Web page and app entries
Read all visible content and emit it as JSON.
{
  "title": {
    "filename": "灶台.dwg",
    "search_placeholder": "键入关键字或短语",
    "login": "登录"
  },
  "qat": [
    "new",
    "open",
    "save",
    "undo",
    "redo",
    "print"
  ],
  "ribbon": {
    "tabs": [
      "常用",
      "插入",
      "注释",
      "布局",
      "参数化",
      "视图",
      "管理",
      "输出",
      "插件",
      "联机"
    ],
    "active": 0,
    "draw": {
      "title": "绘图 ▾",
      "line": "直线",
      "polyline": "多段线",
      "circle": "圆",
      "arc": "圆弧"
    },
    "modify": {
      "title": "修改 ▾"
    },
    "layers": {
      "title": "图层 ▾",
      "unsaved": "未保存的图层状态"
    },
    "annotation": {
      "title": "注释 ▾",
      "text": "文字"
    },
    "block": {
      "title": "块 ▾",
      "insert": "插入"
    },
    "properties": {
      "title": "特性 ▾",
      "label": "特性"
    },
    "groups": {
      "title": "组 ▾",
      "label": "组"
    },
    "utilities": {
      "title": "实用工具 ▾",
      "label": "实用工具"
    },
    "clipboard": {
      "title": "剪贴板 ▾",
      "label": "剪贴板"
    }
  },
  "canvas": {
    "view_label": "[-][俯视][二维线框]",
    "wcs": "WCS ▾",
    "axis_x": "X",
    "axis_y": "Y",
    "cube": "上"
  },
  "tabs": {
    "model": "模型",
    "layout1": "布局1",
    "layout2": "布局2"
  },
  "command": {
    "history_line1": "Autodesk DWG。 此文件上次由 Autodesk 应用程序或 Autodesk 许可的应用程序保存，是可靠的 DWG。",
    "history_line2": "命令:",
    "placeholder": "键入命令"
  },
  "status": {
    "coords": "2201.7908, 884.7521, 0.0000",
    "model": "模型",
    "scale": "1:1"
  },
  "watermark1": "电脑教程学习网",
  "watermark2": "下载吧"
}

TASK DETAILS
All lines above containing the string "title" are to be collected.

ANSWER AREA
  "title": {
      "title": "绘图 ▾",
      "title": "修改 ▾"
      "title": "图层 ▾",
      "title": "注释 ▾",
      "title": "块 ▾",
      "title": "特性 ▾",
      "title": "组 ▾",
      "title": "实用工具 ▾",
      "title": "剪贴板 ▾",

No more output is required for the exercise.